Henley then returns to his mother's professional work, her association with members of the American Communist Party, and her commitment to the Oregon State Penitentiary for the Criminally Insane. Follow-up questions delve more deeply into the literary scene in New York during Elizabeth Henley's years of residence; an overview of the lives led by Elizabeth's siblings; and the communist milieu in which Elizabeth circulated during her time in Seattle. Henley likewise speaks, in-depth, on the environment that his mother faced during her years of incarceration and the impact that it made upon her following her release.

From there, Henley details his own roots in the book trade. He then describes the means by which his mother was released from the Oregon State Penitentiary, outlines the role that Mark Hatfield played in bringing this about, and shares his own personal memories of Hatfield. Henley also remarks on his mother's associations with Oregon poets Williams Stafford and Vi Gale, and touches upon her contacts with Bernard Malamud.

Next, Henley reflects on his mother's experiences as a faculty member at Oregon State, noting her strong facility for teaching, describing her creative process, and sharing his memories of her contacts with other faculty members and numerous members of the Oregon literary scene. In addition, Henley reflects on the culture of Corvallis during the 1960s and 1970s.

The remainder of the interview is devoted to Henley's years as a manager at Powell's Books. In this, he provides an overview of the biography of Walter Powell, describes the means by which he came to be employed by Powell, and traces the expansion of the store throughout the 1970s and 1980s.

“Days and Nights in Downtown Portland”  December 22, 2014  Location: Valley Library, Oregon State University.  Watch Video | Download Transcript (PDF)

Interview 2 is primarily devoted to a collection of stories mined from Henley's life as a book scout and retail bookseller in downtown Portland. These stories include recollections of a very valuable two-volume set of Das Kapital that had been inscribed by Vladimir Lenin, as well as Henley's interactions with Shakespeare Folios and rare editions of Erasmus' Utopia. Henley also shares humorous stories of interacting with customers at Powell's Books and Great Northwest bookstore, and comments on the ways in which Powell's Books has been perceived by the book-selling community in Portland.
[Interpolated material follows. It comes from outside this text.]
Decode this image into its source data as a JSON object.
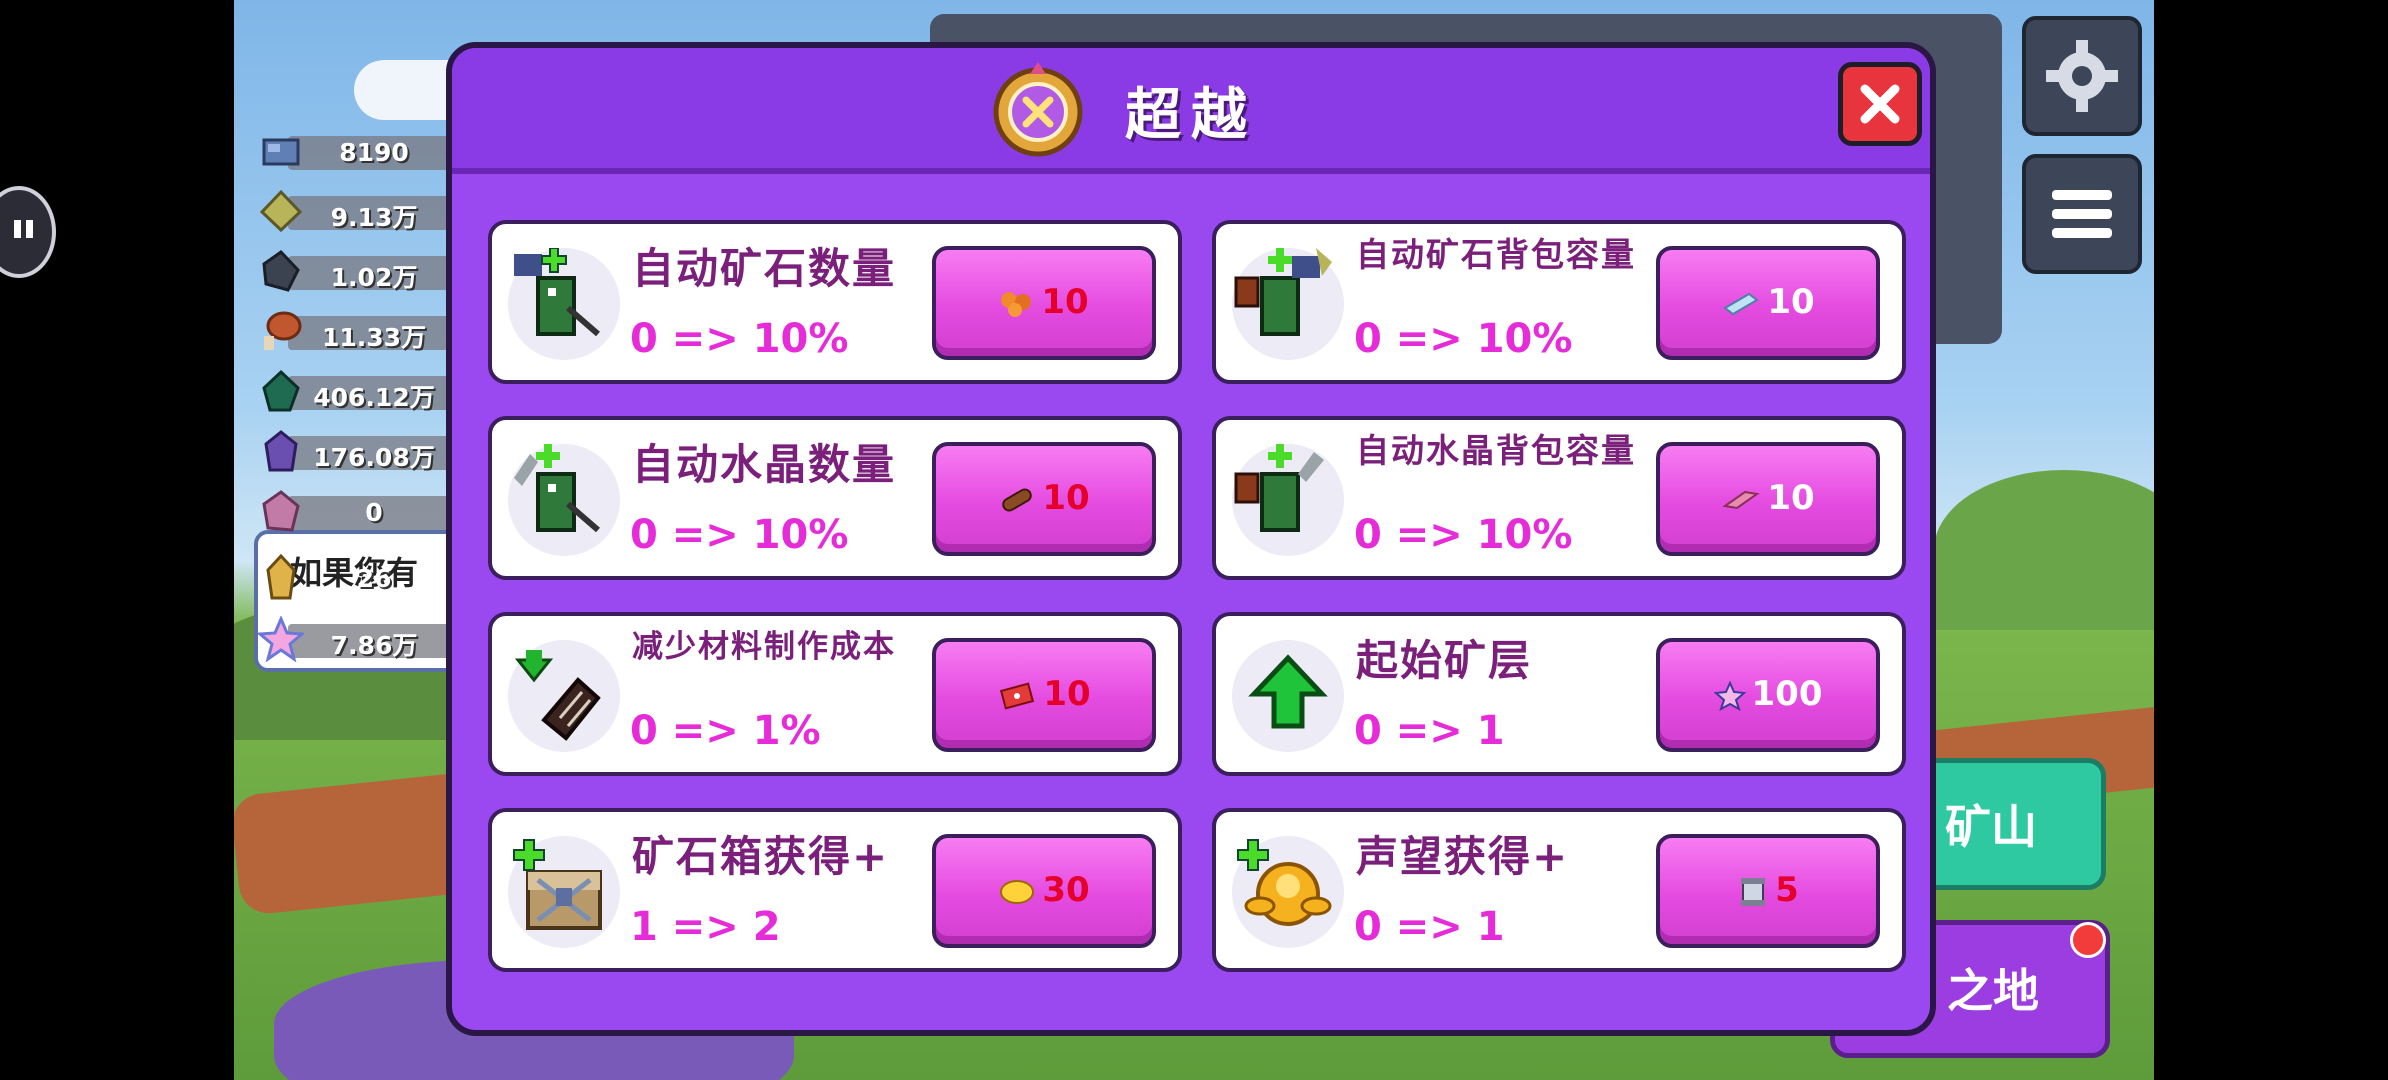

Henley then details his experience of stumbling upon a Soviet spy house that he visited on a book appraising assignment, and likewise shares his memories of moving an entire bookstore from Cleveland, Ohio to Portland. From there, he describes the evening that he spent running the light show at a Led Zeppelin concert; notes a chance encounter that he had with Robert F. Kennedy; and outlines the history of an important early science fiction convention that was held in Oregon in the early 1950s.

As the interview nears its end, Henley comments on his interactions with writers Ursula LeGuin and Robert Sheckley, and sculptor Tom Hardy. The session concludes with notes on family, with particular emphasis placed on Henley's autistic son, Sean, and the family's heavy involvement in autism research and advocacy in Oregon.